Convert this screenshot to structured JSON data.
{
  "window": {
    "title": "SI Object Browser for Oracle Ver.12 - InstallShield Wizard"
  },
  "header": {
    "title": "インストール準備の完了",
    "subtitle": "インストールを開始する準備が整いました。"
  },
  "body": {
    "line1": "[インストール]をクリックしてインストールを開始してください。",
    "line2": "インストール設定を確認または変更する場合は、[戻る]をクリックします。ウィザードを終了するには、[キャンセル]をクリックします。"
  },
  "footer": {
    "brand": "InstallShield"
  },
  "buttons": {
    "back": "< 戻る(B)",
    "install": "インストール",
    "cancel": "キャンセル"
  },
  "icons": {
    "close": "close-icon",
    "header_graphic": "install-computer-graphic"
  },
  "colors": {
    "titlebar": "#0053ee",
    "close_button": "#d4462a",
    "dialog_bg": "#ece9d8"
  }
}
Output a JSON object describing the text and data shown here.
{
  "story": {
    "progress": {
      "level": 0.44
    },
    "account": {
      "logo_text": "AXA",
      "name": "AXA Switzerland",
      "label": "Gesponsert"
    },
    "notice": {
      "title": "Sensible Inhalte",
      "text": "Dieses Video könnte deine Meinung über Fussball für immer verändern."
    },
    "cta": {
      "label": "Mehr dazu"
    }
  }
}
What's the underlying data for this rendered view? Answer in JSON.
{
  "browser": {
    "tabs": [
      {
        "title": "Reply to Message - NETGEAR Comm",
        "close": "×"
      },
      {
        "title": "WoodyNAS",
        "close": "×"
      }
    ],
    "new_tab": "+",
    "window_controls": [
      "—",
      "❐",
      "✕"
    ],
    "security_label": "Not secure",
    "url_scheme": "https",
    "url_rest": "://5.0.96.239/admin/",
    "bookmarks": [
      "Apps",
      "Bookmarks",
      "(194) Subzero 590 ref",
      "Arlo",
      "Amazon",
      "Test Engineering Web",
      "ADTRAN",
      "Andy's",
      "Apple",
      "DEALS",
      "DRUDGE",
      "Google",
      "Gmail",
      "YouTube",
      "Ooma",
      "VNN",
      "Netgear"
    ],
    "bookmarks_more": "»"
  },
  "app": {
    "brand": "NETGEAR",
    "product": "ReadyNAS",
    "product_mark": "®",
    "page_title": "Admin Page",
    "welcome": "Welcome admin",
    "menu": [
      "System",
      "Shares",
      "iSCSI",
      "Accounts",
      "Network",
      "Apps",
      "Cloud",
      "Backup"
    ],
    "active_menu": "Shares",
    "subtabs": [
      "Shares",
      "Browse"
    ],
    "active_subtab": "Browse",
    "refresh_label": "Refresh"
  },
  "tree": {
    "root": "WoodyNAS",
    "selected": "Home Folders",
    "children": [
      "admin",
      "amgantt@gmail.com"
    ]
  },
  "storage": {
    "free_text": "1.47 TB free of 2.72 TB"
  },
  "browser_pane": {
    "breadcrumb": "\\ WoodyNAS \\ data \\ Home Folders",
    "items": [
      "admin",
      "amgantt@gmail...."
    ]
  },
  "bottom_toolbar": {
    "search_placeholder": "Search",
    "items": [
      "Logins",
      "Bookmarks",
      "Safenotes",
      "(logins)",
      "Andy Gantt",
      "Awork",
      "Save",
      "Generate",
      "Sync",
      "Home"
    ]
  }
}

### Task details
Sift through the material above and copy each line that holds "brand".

### Response
    "brand": "InstallShield"
    "brand": "NETGEAR",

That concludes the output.